Camera 101 – What is Aperture???

I talked about Aperture a few posts ago but I didn’t really talk about it in details. Some of you found that using A mode or Av mode to be useful and takes better pictures than Auto but you didn’t really understood why. Well, first let me give you the Princeton definition of Aperture: a device that controls amount of light admitted; a natural opening in something; an man-made opening; usually small
In short, it’s that round thing that you see inside your lens. If you look close enough, your camera actually moves it to make it smaller or bigger. The larger the aperture, the more light it takes in. The smaller the aperture, the less light it takes in. Now, look at the pictures below, one was taken at f/5.6 and the other at f/1.4. The smaller the number, the bigger the aperture gets and the bigger the number, the smaller the aperture gets….. what???? Yes, this can get confusing sometimes. You might hear someone say “wide aperture” and that means “big” aperture or the largest aperture your lens allow. For example, if you have a 18-55 f/3.5-5.6, the largest aperture that your lens will allow is f/3.5 at 18mm. Since the lens has 2 numbers, this means that your lens is not a “fixed” aperture lens. Your aperture changes depending on your focal length. Now, examine the pictures below and tell me what you see:

Taken at f/5.6
Above: Taken at aperture 5.6 or f/5.6
taken at f/1.4

Above: Taken at aperture 1.4 or f/1.4
Now that you’ve looked at the pics, you will notice that one is clearer than the other. The first picture was taken at f/5.6 and this aperture will pretty much get everything in focus, it’s still a little bit out of focus but the background is still a little bit distracting. The second picture was taken at f/1.4, at widest aperture my lens allows (50mm). The subject in the middle is completely in focus and the rest are out of focus (my focus point was in the middle). You can actually change your focus without moving your camera. If you look in your view finder, you will find several boxes (depending on camera model), some will have 3, 11, 39, 51, etc. focus points. You can move your focus points by using the arrows behind the camera. If you can’t move the focus in the view finder, you might be in “Area” mode and not in “single/dynamic” mode (refer to your camera manual).
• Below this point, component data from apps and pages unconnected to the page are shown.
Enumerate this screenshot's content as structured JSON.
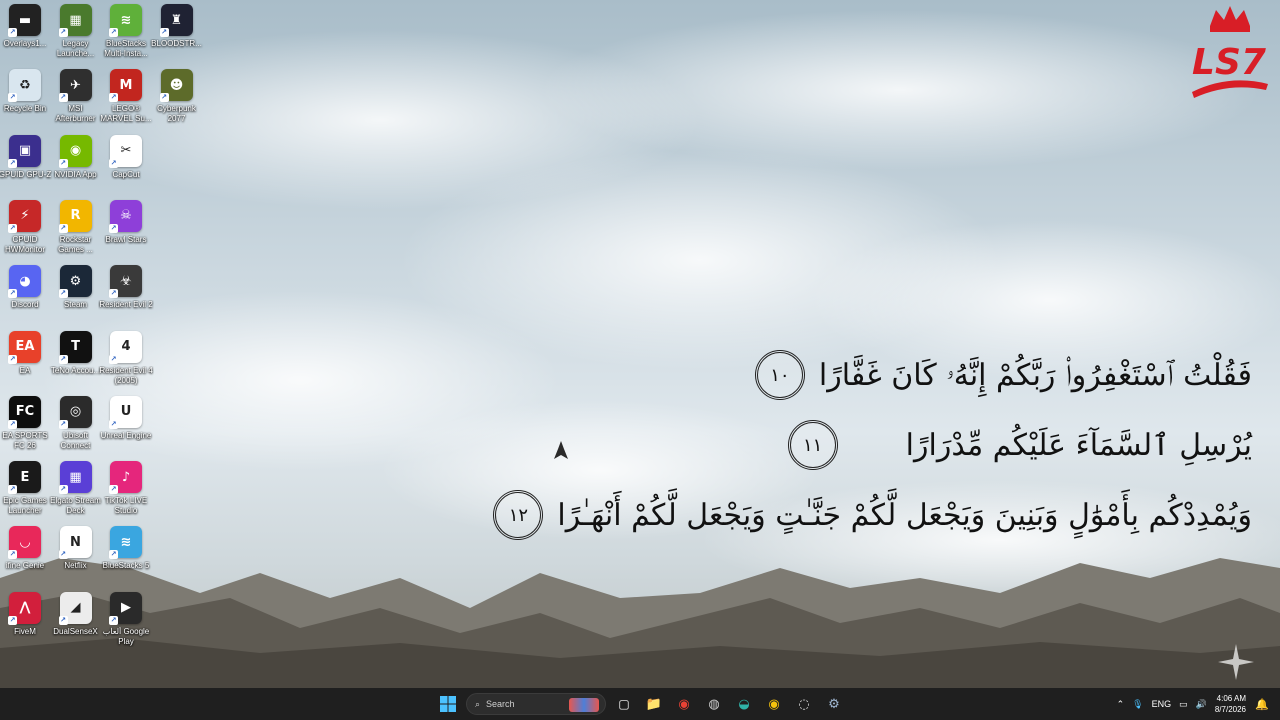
{
  "desktop": {
    "icons": [
      {
        "label": "Overlays1...",
        "color": "#222",
        "glyph": "▬",
        "col": 0,
        "row": 0
      },
      {
        "label": "Legacy Launche...",
        "color": "#4a7a2d",
        "glyph": "▦",
        "col": 1,
        "row": 0
      },
      {
        "label": "BlueStacks Multi-Insta...",
        "color": "#5fb03a",
        "glyph": "≋",
        "col": 2,
        "row": 0
      },
      {
        "label": "BLOODSTR...",
        "color": "#1f2233",
        "glyph": "♜",
        "col": 3,
        "row": 0
      },
      {
        "label": "Recycle Bin",
        "color": "#d9e6ef",
        "glyph": "♻",
        "col": 0,
        "row": 1
      },
      {
        "label": "MSI Afterburner",
        "color": "#2f2f2f",
        "glyph": "✈",
        "col": 1,
        "row": 1
      },
      {
        "label": "LEGO® MARVEL Su...",
        "color": "#c2261f",
        "glyph": "M",
        "col": 2,
        "row": 1
      },
      {
        "label": "Cyberpunk 2077",
        "color": "#5d6b2a",
        "glyph": "☻",
        "col": 3,
        "row": 1
      },
      {
        "label": "GPUID GPU-Z",
        "color": "#3b2f8e",
        "glyph": "▣",
        "col": 0,
        "row": 2
      },
      {
        "label": "NVIDIA App",
        "color": "#76b900",
        "glyph": "◉",
        "col": 1,
        "row": 2
      },
      {
        "label": "CapCut",
        "color": "#ffffff",
        "glyph": "✂",
        "col": 2,
        "row": 2
      },
      {
        "label": "CPUID HWMonitor",
        "color": "#c62828",
        "glyph": "⚡",
        "col": 0,
        "row": 3
      },
      {
        "label": "Rockstar Games ...",
        "color": "#f2b600",
        "glyph": "R",
        "col": 1,
        "row": 3
      },
      {
        "label": "Brawl Stars",
        "color": "#8e3fd9",
        "glyph": "☠",
        "col": 2,
        "row": 3
      },
      {
        "label": "Discord",
        "color": "#5865f2",
        "glyph": "◕",
        "col": 0,
        "row": 4
      },
      {
        "label": "Steam",
        "color": "#1b2838",
        "glyph": "⚙",
        "col": 1,
        "row": 4
      },
      {
        "label": "Resident Evil 2",
        "color": "#3a3a3a",
        "glyph": "☣",
        "col": 2,
        "row": 4
      },
      {
        "label": "EA",
        "color": "#e8412a",
        "glyph": "EA",
        "col": 0,
        "row": 5
      },
      {
        "label": "TeNo Accou...",
        "color": "#111111",
        "glyph": "T",
        "col": 1,
        "row": 5
      },
      {
        "label": "Resident Evil 4 (2005)",
        "color": "#ffffff",
        "glyph": "4",
        "col": 2,
        "row": 5
      },
      {
        "label": "EA SPORTS FC 26",
        "color": "#0d0d0d",
        "glyph": "FC",
        "col": 0,
        "row": 6
      },
      {
        "label": "Ubisoft Connect",
        "color": "#2b2b2b",
        "glyph": "◎",
        "col": 1,
        "row": 6
      },
      {
        "label": "Unreal Engine",
        "color": "#ffffff",
        "glyph": "U",
        "col": 2,
        "row": 6
      },
      {
        "label": "Epic Games Launcher",
        "color": "#1a1a1a",
        "glyph": "E",
        "col": 0,
        "row": 7
      },
      {
        "label": "Elgato Stream Deck",
        "color": "#5a3fd6",
        "glyph": "▦",
        "col": 1,
        "row": 7
      },
      {
        "label": "TikTok LIVE Studio",
        "color": "#e5267c",
        "glyph": "♪",
        "col": 2,
        "row": 7
      },
      {
        "label": "ifine Genie",
        "color": "#e8285a",
        "glyph": "◡",
        "col": 0,
        "row": 8
      },
      {
        "label": "Netflix",
        "color": "#ffffff",
        "glyph": "N",
        "col": 1,
        "row": 8
      },
      {
        "label": "BlueStacks 5",
        "color": "#3aa6e0",
        "glyph": "≋",
        "col": 2,
        "row": 8
      },
      {
        "label": "FiveM",
        "color": "#d21f3c",
        "glyph": "⋀",
        "col": 0,
        "row": 9
      },
      {
        "label": "DualSenseX",
        "color": "#ececec",
        "glyph": "◢",
        "col": 1,
        "row": 9
      },
      {
        "label": "ألعاب Google Play",
        "color": "#2a2a2a",
        "glyph": "▶",
        "col": 2,
        "row": 9
      }
    ]
  },
  "wallpaper": {
    "verses": [
      {
        "text": "فَقُلْتُ ٱسْتَغْفِرُوا۟ رَبَّكُمْ إِنَّهُۥ كَانَ غَفَّارًا",
        "number": "١٠"
      },
      {
        "text": "يُرْسِلِ ٱلسَّمَآءَ عَلَيْكُم مِّدْرَارًا",
        "number": "١١"
      },
      {
        "text": "وَيُمْدِدْكُم بِأَمْوَٰلٍ وَبَنِينَ وَيَجْعَل لَّكُمْ جَنَّـٰتٍ وَيَجْعَل لَّكُمْ أَنْهَـٰرًا",
        "number": "١٢"
      }
    ],
    "logo_text": "LS7"
  },
  "taskbar": {
    "search_placeholder": "Search",
    "pinned": [
      {
        "name": "file-explorer-icon",
        "glyph": "📁",
        "color": "#f2c94c"
      },
      {
        "name": "chrome-icon",
        "glyph": "◉",
        "color": "#e94235"
      },
      {
        "name": "app-icon",
        "glyph": "◍",
        "color": "#cfcfcf"
      },
      {
        "name": "edge-icon",
        "glyph": "◒",
        "color": "#2fb3a8"
      },
      {
        "name": "chrome-profile-icon",
        "glyph": "◉",
        "color": "#f4c20d"
      },
      {
        "name": "activity-icon",
        "glyph": "◌",
        "color": "#dddddd"
      },
      {
        "name": "steam-icon",
        "glyph": "⚙",
        "color": "#9fb6d1"
      }
    ],
    "tray": {
      "language": "ENG",
      "time": "4:06 AM",
      "date": "8/7/2026"
    }
  }
}
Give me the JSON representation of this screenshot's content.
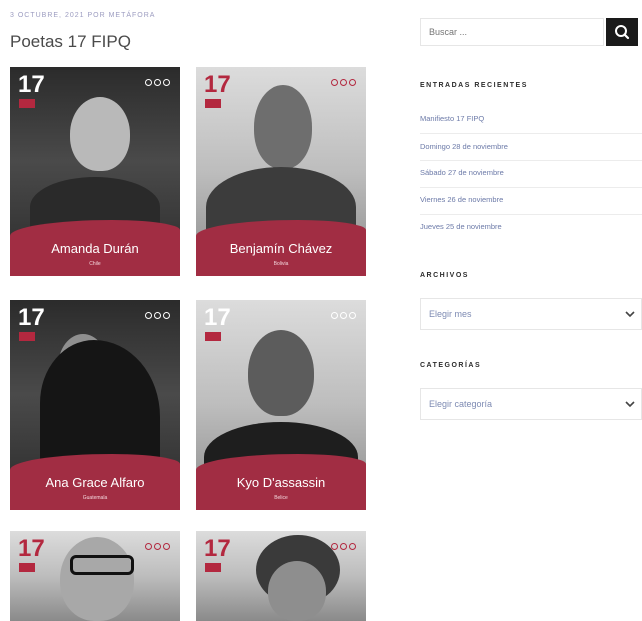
{
  "post": {
    "meta": "3 OCTUBRE, 2021 POR METÁFORA",
    "title": "Poetas 17 FIPQ"
  },
  "cards": [
    {
      "number": "17",
      "name": "Amanda Durán",
      "country": "Chile"
    },
    {
      "number": "17",
      "name": "Benjamín Chávez",
      "country": "Bolivia"
    },
    {
      "number": "17",
      "name": "Ana Grace Alfaro",
      "country": "Guatemala"
    },
    {
      "number": "17",
      "name": "Kyo D'assassin",
      "country": "Belice"
    },
    {
      "number": "17"
    },
    {
      "number": "17"
    }
  ],
  "sidebar": {
    "search_placeholder": "Buscar ...",
    "recent_heading": "ENTRADAS RECIENTES",
    "recent": [
      "Manifiesto 17 FIPQ",
      "Domingo 28 de noviembre",
      "Sábado 27 de noviembre",
      "Viernes 26 de noviembre",
      "Jueves 25 de noviembre"
    ],
    "archives_heading": "ARCHIVOS",
    "archives_select": "Elegir mes",
    "categories_heading": "CATEGORÍAS",
    "categories_select": "Elegir categoría"
  },
  "colors": {
    "brand_red": "#a12d43",
    "link": "#6c7aa8",
    "button": "#1a1a1a"
  },
  "icons": {
    "search": "search-icon",
    "chevron": "chevron-down-icon",
    "card_logo": "dots-logo-icon"
  }
}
Here’s a video that pretty much shows you how aperture works.


Comments are closed.